**Exercise**
Exactly as they stand, the data below are to be printed again.
______________________________
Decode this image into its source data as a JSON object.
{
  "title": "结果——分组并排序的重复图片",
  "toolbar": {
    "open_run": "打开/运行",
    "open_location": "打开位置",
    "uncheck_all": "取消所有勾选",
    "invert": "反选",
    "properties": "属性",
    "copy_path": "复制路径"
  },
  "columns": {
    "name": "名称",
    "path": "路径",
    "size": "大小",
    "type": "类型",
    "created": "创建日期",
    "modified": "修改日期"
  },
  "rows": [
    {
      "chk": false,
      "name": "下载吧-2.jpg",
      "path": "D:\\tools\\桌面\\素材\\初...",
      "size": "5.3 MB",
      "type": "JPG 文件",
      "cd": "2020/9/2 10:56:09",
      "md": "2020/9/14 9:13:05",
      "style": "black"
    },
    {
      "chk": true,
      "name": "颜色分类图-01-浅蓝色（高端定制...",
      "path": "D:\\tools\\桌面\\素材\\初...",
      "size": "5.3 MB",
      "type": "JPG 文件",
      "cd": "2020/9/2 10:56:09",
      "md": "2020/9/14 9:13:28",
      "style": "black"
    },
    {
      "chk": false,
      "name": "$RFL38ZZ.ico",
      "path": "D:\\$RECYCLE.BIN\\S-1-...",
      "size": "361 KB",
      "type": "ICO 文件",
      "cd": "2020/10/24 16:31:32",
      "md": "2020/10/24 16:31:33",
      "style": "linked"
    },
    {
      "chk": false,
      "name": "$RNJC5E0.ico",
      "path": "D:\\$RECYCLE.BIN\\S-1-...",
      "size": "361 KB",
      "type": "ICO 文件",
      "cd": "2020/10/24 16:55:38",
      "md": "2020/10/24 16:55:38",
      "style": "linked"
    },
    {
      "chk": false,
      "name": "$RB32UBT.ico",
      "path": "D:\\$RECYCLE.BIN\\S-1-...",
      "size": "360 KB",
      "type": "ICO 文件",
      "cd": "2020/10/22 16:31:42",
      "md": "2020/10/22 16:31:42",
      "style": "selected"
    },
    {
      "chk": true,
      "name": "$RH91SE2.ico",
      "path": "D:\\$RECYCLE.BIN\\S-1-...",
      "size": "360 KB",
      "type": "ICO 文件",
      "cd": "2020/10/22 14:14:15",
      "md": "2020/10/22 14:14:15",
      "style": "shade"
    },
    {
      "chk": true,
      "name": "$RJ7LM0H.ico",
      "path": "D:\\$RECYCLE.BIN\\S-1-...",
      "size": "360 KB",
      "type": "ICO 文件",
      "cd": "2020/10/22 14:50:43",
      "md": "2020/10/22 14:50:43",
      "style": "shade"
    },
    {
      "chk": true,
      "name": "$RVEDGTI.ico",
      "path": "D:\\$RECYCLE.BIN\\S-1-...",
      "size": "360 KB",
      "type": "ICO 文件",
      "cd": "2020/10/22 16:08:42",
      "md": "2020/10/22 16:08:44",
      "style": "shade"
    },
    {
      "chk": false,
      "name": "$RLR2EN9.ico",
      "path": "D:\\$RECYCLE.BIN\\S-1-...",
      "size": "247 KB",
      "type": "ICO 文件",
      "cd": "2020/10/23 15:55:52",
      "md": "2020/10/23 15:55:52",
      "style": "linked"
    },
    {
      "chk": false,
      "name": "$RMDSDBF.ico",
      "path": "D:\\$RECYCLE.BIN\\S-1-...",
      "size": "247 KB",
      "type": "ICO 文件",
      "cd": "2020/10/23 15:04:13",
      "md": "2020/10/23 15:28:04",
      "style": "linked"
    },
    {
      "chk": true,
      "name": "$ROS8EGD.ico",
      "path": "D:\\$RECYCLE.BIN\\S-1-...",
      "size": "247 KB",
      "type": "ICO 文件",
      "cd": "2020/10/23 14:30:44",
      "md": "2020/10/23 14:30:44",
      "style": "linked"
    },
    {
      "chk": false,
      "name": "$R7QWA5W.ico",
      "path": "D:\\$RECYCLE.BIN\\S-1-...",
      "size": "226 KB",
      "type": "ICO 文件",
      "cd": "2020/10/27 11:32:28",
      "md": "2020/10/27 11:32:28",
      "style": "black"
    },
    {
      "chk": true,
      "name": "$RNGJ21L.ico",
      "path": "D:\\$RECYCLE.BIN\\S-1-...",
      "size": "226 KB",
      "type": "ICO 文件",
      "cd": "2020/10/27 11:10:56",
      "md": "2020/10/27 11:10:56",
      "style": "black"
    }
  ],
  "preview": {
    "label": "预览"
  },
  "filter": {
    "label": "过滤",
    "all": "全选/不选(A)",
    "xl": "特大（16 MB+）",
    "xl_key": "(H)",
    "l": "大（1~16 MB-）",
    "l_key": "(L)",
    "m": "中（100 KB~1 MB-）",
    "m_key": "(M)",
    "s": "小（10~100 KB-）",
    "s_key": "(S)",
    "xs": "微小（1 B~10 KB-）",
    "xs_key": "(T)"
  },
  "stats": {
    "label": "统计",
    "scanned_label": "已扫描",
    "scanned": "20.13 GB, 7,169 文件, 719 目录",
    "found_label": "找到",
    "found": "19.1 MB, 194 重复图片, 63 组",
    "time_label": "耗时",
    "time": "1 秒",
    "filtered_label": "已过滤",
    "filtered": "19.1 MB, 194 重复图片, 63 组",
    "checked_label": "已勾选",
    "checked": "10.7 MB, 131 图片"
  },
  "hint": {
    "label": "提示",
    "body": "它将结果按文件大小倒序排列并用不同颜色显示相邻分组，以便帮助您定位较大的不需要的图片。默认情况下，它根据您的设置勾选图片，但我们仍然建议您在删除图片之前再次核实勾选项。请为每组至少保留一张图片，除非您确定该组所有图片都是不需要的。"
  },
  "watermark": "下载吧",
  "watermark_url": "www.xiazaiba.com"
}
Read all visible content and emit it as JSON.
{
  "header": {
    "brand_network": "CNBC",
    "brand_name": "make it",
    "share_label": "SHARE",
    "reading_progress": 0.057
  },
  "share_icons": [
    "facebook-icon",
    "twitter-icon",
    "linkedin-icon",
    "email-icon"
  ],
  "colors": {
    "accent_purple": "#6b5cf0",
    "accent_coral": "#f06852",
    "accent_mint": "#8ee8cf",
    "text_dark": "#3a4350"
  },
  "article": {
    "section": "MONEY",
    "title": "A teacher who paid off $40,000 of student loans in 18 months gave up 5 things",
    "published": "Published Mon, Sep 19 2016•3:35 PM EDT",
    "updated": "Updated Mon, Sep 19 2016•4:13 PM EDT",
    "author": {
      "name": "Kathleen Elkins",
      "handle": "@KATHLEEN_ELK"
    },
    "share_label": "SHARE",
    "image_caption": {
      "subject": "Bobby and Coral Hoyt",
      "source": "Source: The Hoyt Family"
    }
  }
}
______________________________
**Problem solution**
Decode this image into its source data as a JSON object.
{
  "title": "结果——分组并排序的重复图片",
  "toolbar": {
    "open_run": "打开/运行",
    "open_location": "打开位置",
    "uncheck_all": "取消所有勾选",
    "invert": "反选",
    "properties": "属性",
    "copy_path": "复制路径"
  },
  "columns": {
    "name": "名称",
    "path": "路径",
    "size": "大小",
    "type": "类型",
    "created": "创建日期",
    "modified": "修改日期"
  },
  "rows": [
    {
      "chk": false,
      "name": "下载吧-2.jpg",
      "path": "D:\\tools\\桌面\\素材\\初...",
      "size": "5.3 MB",
      "type": "JPG 文件",
      "cd": "2020/9/2 10:56:09",
      "md": "2020/9/14 9:13:05",
      "style": "black"
    },
    {
      "chk": true,
      "name": "颜色分类图-01-浅蓝色（高端定制...",
      "path": "D:\\tools\\桌面\\素材\\初...",
      "size": "5.3 MB",
      "type": "JPG 文件",
      "cd": "2020/9/2 10:56:09",
      "md": "2020/9/14 9:13:28",
      "style": "black"
    },
    {
      "chk": false,
      "name": "$RFL38ZZ.ico",
      "path": "D:\\$RECYCLE.BIN\\S-1-...",
      "size": "361 KB",
      "type": "ICO 文件",
      "cd": "2020/10/24 16:31:32",
      "md": "2020/10/24 16:31:33",
      "style": "linked"
    },
    {
      "chk": false,
      "name": "$RNJC5E0.ico",
      "path": "D:\\$RECYCLE.BIN\\S-1-...",
      "size": "361 KB",
      "type": "ICO 文件",
      "cd": "2020/10/24 16:55:38",
      "md": "2020/10/24 16:55:38",
      "style": "linked"
    },
    {
      "chk": false,
      "name": "$RB32UBT.ico",
      "path": "D:\\$RECYCLE.BIN\\S-1-...",
      "size": "360 KB",
      "type": "ICO 文件",
      "cd": "2020/10/22 16:31:42",
      "md": "2020/10/22 16:31:42",
      "style": "selected"
    },
    {
      "chk": true,
      "name": "$RH91SE2.ico",
      "path": "D:\\$RECYCLE.BIN\\S-1-...",
      "size": "360 KB",
      "type": "ICO 文件",
      "cd": "2020/10/22 14:14:15",
      "md": "2020/10/22 14:14:15",
      "style": "shade"
    },
    {
      "chk": true,
      "name": "$RJ7LM0H.ico",
      "path": "D:\\$RECYCLE.BIN\\S-1-...",
      "size": "360 KB",
      "type": "ICO 文件",
      "cd": "2020/10/22 14:50:43",
      "md": "2020/10/22 14:50:43",
      "style": "shade"
    },
    {
      "chk": true,
      "name": "$RVEDGTI.ico",
      "path": "D:\\$RECYCLE.BIN\\S-1-...",
      "size": "360 KB",
      "type": "ICO 文件",
      "cd": "2020/10/22 16:08:42",
      "md": "2020/10/22 16:08:44",
      "style": "shade"
    },
    {
      "chk": false,
      "name": "$RLR2EN9.ico",
      "path": "D:\\$RECYCLE.BIN\\S-1-...",
      "size": "247 KB",
      "type": "ICO 文件",
      "cd": "2020/10/23 15:55:52",
      "md": "2020/10/23 15:55:52",
      "style": "linked"
    },
    {
      "chk": false,
      "name": "$RMDSDBF.ico",
      "path": "D:\\$RECYCLE.BIN\\S-1-...",
      "size": "247 KB",
      "type": "ICO 文件",
      "cd": "2020/10/23 15:04:13",
      "md": "2020/10/23 15:28:04",
      "style": "linked"
    },
    {
      "chk": true,
      "name": "$ROS8EGD.ico",
      "path": "D:\\$RECYCLE.BIN\\S-1-...",
      "size": "247 KB",
      "type": "ICO 文件",
      "cd": "2020/10/23 14:30:44",
      "md": "2020/10/23 14:30:44",
      "style": "linked"
    },
    {
      "chk": false,
      "name": "$R7QWA5W.ico",
      "path": "D:\\$RECYCLE.BIN\\S-1-...",
      "size": "226 KB",
      "type": "ICO 文件",
      "cd": "2020/10/27 11:32:28",
      "md": "2020/10/27 11:32:28",
      "style": "black"
    },
    {
      "chk": true,
      "name": "$RNGJ21L.ico",
      "path": "D:\\$RECYCLE.BIN\\S-1-...",
      "size": "226 KB",
      "type": "ICO 文件",
      "cd": "2020/10/27 11:10:56",
      "md": "2020/10/27 11:10:56",
      "style": "black"
    }
  ],
  "preview": {
    "label": "预览"
  },
  "filter": {
    "label": "过滤",
    "all": "全选/不选(A)",
    "xl": "特大（16 MB+）",
    "xl_key": "(H)",
    "l": "大（1~16 MB-）",
    "l_key": "(L)",
    "m": "中（100 KB~1 MB-）",
    "m_key": "(M)",
    "s": "小（10~100 KB-）",
    "s_key": "(S)",
    "xs": "微小（1 B~10 KB-）",
    "xs_key": "(T)"
  },
  "stats": {
    "label": "统计",
    "scanned_label": "已扫描",
    "scanned": "20.13 GB, 7,169 文件, 719 目录",
    "found_label": "找到",
    "found": "19.1 MB, 194 重复图片, 63 组",
    "time_label": "耗时",
    "time": "1 秒",
    "filtered_label": "已过滤",
    "filtered": "19.1 MB, 194 重复图片, 63 组",
    "checked_label": "已勾选",
    "checked": "10.7 MB, 131 图片"
  },
  "hint": {
    "label": "提示",
    "body": "它将结果按文件大小倒序排列并用不同颜色显示相邻分组，以便帮助您定位较大的不需要的图片。默认情况下，它根据您的设置勾选图片，但我们仍然建议您在删除图片之前再次核实勾选项。请为每组至少保留一张图片，除非您确定该组所有图片都是不需要的。"
  },
  "watermark": "下载吧",
  "watermark_url": "www.xiazaiba.com"
}
Read all visible content and emit it as JSON.
{
  "header": {
    "brand_network": "CNBC",
    "brand_name": "make it",
    "share_label": "SHARE",
    "reading_progress": 0.057
  },
  "share_icons": [
    "facebook-icon",
    "twitter-icon",
    "linkedin-icon",
    "email-icon"
  ],
  "colors": {
    "accent_purple": "#6b5cf0",
    "accent_coral": "#f06852",
    "accent_mint": "#8ee8cf",
    "text_dark": "#3a4350"
  },
  "article": {
    "section": "MONEY",
    "title": "A teacher who paid off $40,000 of student loans in 18 months gave up 5 things",
    "published": "Published Mon, Sep 19 2016•3:35 PM EDT",
    "updated": "Updated Mon, Sep 19 2016•4:13 PM EDT",
    "author": {
      "name": "Kathleen Elkins",
      "handle": "@KATHLEEN_ELK"
    },
    "share_label": "SHARE",
    "image_caption": {
      "subject": "Bobby and Coral Hoyt",
      "source": "Source: The Hoyt Family"
    }
  }
}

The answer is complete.